I sat in the tiny examination room waiting for the doctor to arrive with the news. After what seemed like an eternity – it was actually about 10 minutes – he opened the door, entered the room, and sat down across from me. He looked in my eyes and uttered the words I’d hoped to hear.
I breathed a sigh of relief.
Last summer I had my annual physical, which includes a prostate exam. It’s not enjoyable, but it’s vital, as is an annual prostate-specific antigen (PSA) test, sometimes referred to as a tumor marker, which measures protein produced by cells of the prostate gland in the blood.
Two days after my physical, my doctor called to tell me that my PSA had elevated sharply. If your PSA rises, it’s a sign you may have prostate cancer. My doctor ordered me to see a urologist, who told me there was a 60 percent chance I could have prostate cancer. He conducted a biopsy a few weeks later to find out for sure.
With prostate cancer, your chances of getting it are greater if an immediate relative has been diagnosed with it. My older brother has been battling it for five years, so my odds are higher.
Cancer is the No. 2 killer of men. Prostate cancer is the third most common cause of death from cancer in men of all ages, and it’s the most common cause of death from cancer in men over age 75.
I’m not asking that you celebrate with me in the good news that I received. I realize that on the same day that I was cleared from having cancer there were plenty of men and women in this world who didn’t get such good news. Why them and not me? It’s a mystery.
I’m writing this column solely to remind you, especially those of you over the age of 40, to take the time to get an annual physical. I know your work takes up an inordinate amount of your time, but getting an annual physical is more important than anything you will do on your sports field today or this week.
Consider this: If you don’t get an annual physical, you won’t know if your PSA rose sharply, which means further testing won’t be done to determine if you have prostate cancer. On the other hand, prostate cancer is very treatable if caught early, and survival rates are high.
Before I reached 40 I rarely went to the doctor. After I turned 40 I changed my approach, and now I go every year.
I can’t stress enough the importance of going to the doctor for an annual checkup. You don’t hesitate to take your car in for regular servicing, so you shouldn’t hesitate to do the same for your body.

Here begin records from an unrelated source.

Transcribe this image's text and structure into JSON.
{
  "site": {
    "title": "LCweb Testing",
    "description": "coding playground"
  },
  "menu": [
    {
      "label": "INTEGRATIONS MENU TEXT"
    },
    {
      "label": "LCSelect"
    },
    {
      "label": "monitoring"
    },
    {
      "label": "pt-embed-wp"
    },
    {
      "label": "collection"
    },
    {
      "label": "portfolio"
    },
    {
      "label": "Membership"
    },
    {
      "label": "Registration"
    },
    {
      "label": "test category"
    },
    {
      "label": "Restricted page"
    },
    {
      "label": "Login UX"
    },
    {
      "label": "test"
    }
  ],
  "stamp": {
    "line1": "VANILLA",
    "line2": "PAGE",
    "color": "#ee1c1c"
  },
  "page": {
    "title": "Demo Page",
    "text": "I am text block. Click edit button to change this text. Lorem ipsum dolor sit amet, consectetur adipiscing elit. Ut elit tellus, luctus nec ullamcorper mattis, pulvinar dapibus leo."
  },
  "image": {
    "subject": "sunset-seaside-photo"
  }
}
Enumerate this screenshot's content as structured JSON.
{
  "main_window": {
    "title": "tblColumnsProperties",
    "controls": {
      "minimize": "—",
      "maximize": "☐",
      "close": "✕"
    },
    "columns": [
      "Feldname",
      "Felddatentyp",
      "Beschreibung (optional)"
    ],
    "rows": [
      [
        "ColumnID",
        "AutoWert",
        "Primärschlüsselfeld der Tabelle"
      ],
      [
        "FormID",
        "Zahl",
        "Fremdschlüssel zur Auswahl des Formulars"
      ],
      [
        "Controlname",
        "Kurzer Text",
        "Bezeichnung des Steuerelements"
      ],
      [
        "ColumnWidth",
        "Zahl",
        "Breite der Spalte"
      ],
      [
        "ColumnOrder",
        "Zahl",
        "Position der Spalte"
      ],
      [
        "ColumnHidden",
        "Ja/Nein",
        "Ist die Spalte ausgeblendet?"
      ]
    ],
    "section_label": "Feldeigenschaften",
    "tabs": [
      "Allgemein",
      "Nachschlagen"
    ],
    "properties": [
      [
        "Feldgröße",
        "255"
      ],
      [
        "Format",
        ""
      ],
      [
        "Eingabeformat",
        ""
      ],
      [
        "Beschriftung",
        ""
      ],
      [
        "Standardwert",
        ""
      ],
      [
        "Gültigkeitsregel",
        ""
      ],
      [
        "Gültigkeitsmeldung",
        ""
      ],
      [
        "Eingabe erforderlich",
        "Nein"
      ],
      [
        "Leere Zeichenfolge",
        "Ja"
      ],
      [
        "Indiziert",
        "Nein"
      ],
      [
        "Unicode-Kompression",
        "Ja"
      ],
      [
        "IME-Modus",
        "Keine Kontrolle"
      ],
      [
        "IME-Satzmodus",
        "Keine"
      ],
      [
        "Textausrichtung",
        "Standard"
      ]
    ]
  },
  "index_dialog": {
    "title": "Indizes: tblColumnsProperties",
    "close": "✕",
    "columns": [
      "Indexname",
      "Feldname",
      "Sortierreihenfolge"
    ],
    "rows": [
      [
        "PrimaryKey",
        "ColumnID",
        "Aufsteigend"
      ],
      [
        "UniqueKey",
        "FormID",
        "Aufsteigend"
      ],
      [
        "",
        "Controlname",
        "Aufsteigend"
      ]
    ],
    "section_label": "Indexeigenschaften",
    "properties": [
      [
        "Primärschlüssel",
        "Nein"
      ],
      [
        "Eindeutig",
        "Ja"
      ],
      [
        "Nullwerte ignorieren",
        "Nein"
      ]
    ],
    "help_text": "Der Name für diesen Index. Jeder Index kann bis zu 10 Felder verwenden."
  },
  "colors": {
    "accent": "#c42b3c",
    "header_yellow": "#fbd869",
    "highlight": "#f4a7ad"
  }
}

Unfortunately, that’s what happened to my brother. He didn’t go to the doctor as much as he should’ve for checkups and physicals. When he finally did because he wasn’t feeling well, they discovered he had prostate cancer that had spread to other areas of his body.
Amazingly, he has been living with the cancer for more than five years. He received treatment, some of it experimental, and he’s making the best of his situation.

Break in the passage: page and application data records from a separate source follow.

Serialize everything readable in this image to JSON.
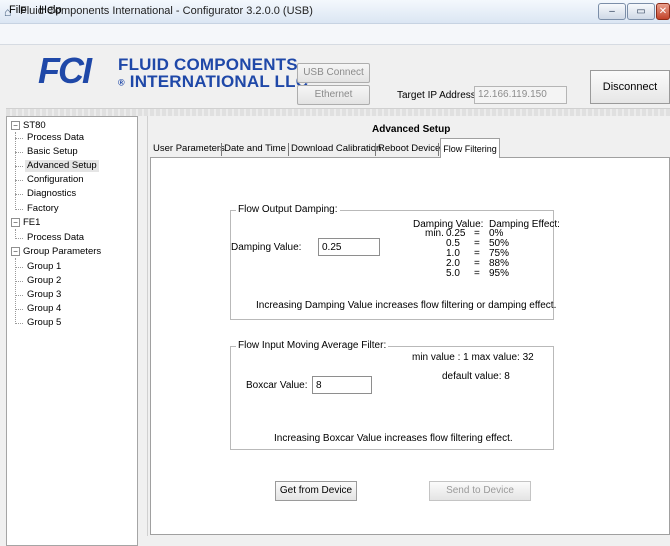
{
  "window": {
    "title": "Fluid Components International - Configurator 3.2.0.0 (USB)",
    "controls": {
      "minimize": "–",
      "maximize": "▭",
      "close": "✕"
    }
  },
  "menu": {
    "file": "File",
    "help": "Help"
  },
  "header": {
    "logo_mark": "FCI",
    "logo_line1": "FLUID COMPONENTS",
    "logo_line2": "INTERNATIONAL LLC",
    "usb_connect": "USB Connect",
    "ethernet_connect": "Ethernet Connect",
    "ip_label": "Target IP Address:",
    "ip_value": "12.166.119.150",
    "disconnect": "Disconnect"
  },
  "tree": {
    "st80": "ST80",
    "st80_children": [
      "Process Data",
      "Basic Setup",
      "Advanced Setup",
      "Configuration",
      "Diagnostics",
      "Factory"
    ],
    "fe1": "FE1",
    "fe1_children": [
      "Process Data"
    ],
    "group_params": "Group Parameters",
    "groups": [
      "Group 1",
      "Group 2",
      "Group 3",
      "Group 4",
      "Group 5"
    ],
    "selected": "Advanced Setup"
  },
  "main": {
    "title": "Advanced Setup",
    "tabs": [
      "User Parameters",
      "Date and Time",
      "Download Calibration",
      "Reboot Device",
      "Flow Filtering"
    ],
    "active_tab": "Flow Filtering"
  },
  "damping": {
    "legend": "Flow Output Damping:",
    "label": "Damping Value:",
    "value": "0.25",
    "table_header_value": "Damping Value:",
    "table_header_effect": "Damping Effect:",
    "rows": [
      {
        "prefix": "min.",
        "value": "0.25",
        "eq": "=",
        "effect": "0%"
      },
      {
        "prefix": "",
        "value": "0.5",
        "eq": "=",
        "effect": "50%"
      },
      {
        "prefix": "",
        "value": "1.0",
        "eq": "=",
        "effect": "75%"
      },
      {
        "prefix": "",
        "value": "2.0",
        "eq": "=",
        "effect": "88%"
      },
      {
        "prefix": "",
        "value": "5.0",
        "eq": "=",
        "effect": "95%"
      }
    ],
    "note": "Increasing Damping Value increases flow filtering or damping effect."
  },
  "boxcar": {
    "legend": "Flow Input Moving Average Filter:",
    "range": "min value : 1  max value: 32",
    "default": "default value: 8",
    "label": "Boxcar Value:",
    "value": "8",
    "note": "Increasing Boxcar Value increases flow filtering effect."
  },
  "actions": {
    "get": "Get from Device",
    "send": "Send to Device"
  }
}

My brother isn’t the only guy on the planet who doesn’t like going to the doctor. Men, especially, come up with any excuse they can to avoid the doctor’s office.
They’re too busy, they say. Or they don’t have a regular doctor so they don’t know who to go to.

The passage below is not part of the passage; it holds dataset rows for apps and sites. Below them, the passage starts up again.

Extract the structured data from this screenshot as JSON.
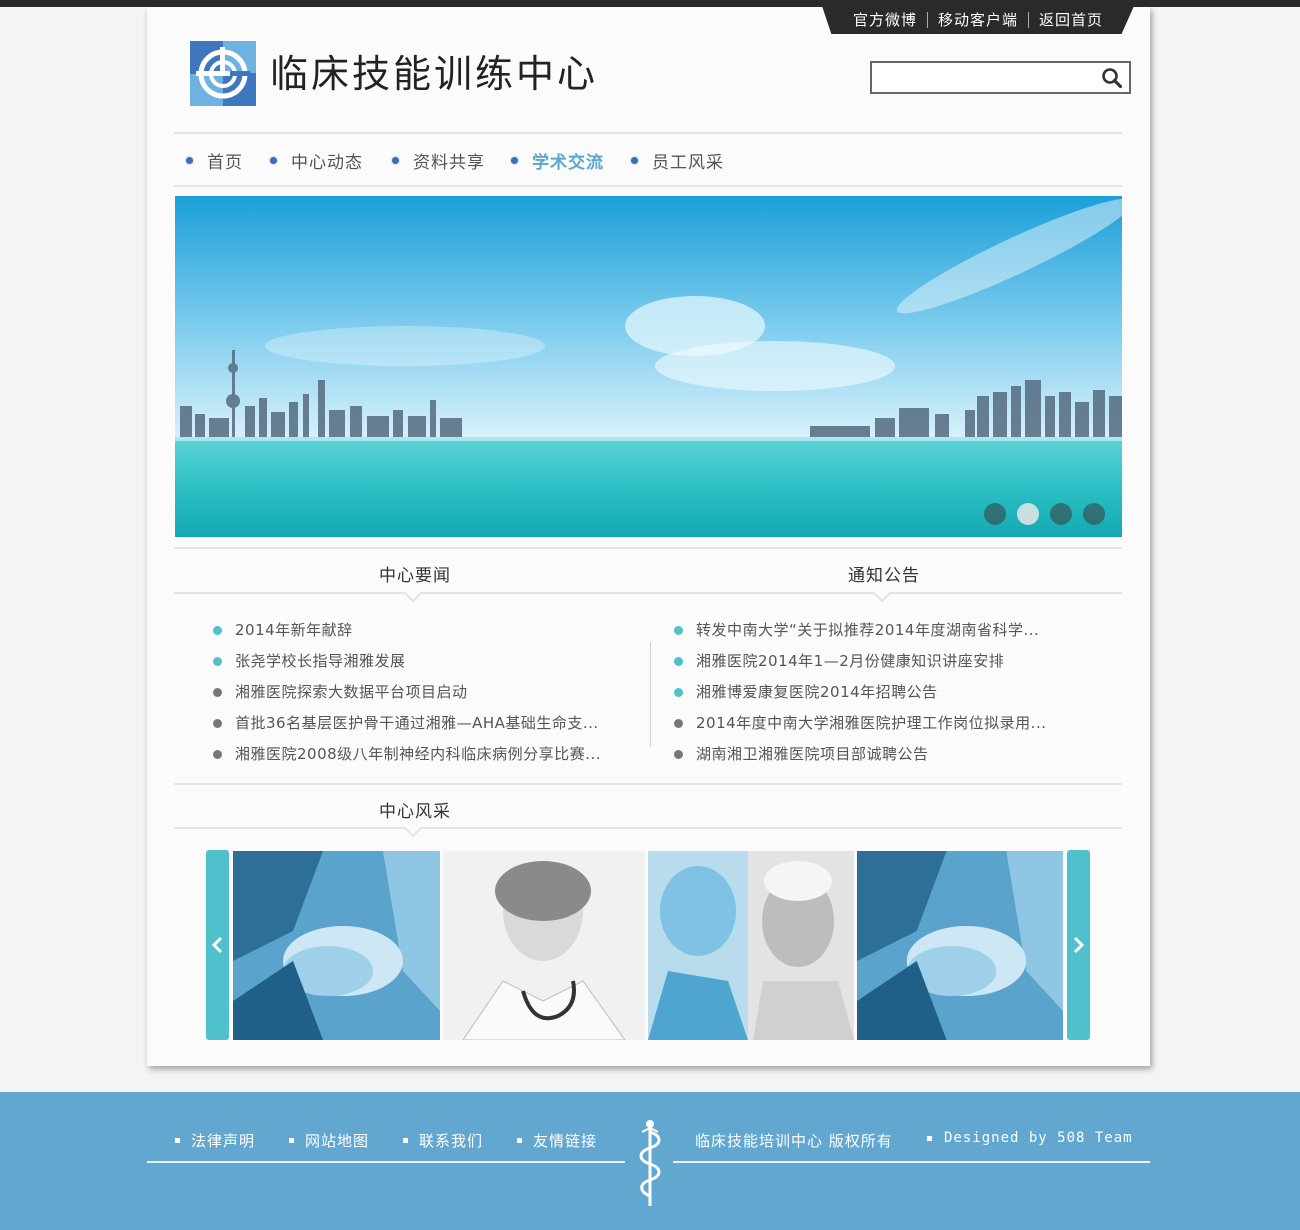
{
  "top_links": [
    "官方微博",
    "移动客户端",
    "返回首页"
  ],
  "site_title": "临床技能训练中心",
  "search": {
    "placeholder": ""
  },
  "nav": [
    {
      "label": "首页",
      "active": false
    },
    {
      "label": "中心动态",
      "active": false
    },
    {
      "label": "资料共享",
      "active": false
    },
    {
      "label": "学术交流",
      "active": true
    },
    {
      "label": "员工风采",
      "active": false
    }
  ],
  "banner": {
    "dot_count": 4,
    "active_dot": 2
  },
  "news": {
    "title": "中心要闻",
    "items": [
      {
        "text": "2014年新年献辞",
        "color": "teal"
      },
      {
        "text": "张尧学校长指导湘雅发展",
        "color": "teal"
      },
      {
        "text": "湘雅医院探索大数据平台项目启动",
        "color": "gray"
      },
      {
        "text": "首批36名基层医护骨干通过湘雅—AHA基础生命支...",
        "color": "gray"
      },
      {
        "text": "湘雅医院2008级八年制神经内科临床病例分享比赛...",
        "color": "gray"
      }
    ]
  },
  "notices": {
    "title": "通知公告",
    "items": [
      {
        "text": "转发中南大学“关于拟推荐2014年度湖南省科学...",
        "color": "teal"
      },
      {
        "text": "湘雅医院2014年1—2月份健康知识讲座安排",
        "color": "teal"
      },
      {
        "text": "湘雅博爱康复医院2014年招聘公告",
        "color": "teal"
      },
      {
        "text": "2014年度中南大学湘雅医院护理工作岗位拟录用...",
        "color": "gray"
      },
      {
        "text": "湖南湘卫湘雅医院项目部诚聘公告",
        "color": "gray"
      }
    ]
  },
  "gallery": {
    "title": "中心风采"
  },
  "footer": {
    "links": [
      "法律声明",
      "网站地图",
      "联系我们",
      "友情链接"
    ],
    "copyright": "临床技能培训中心 版权所有",
    "designed_by": "Designed by 508 Team"
  },
  "colors": {
    "accent": "#4fc0cc",
    "footer_bg": "#62a7cf",
    "nav_active": "#5aa8cc",
    "topbar": "#2a2a2a"
  }
}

Then there are guys who say, “I feel fine,” so they don’t think they need to go to the doctor. Or they’re nervous, which is clearly evident when they say, “I don’t like doctors.”
The sports field management industry is comprised mostly of men. I can see sports field managers making every excuse in the book not to go to the doctor, especially playing the I’m-too-busy card.
Please … take the time to go to the doctor annually. Don’t set yourself up for some bad news.
If you haven’t been in a few years, make an appointment today.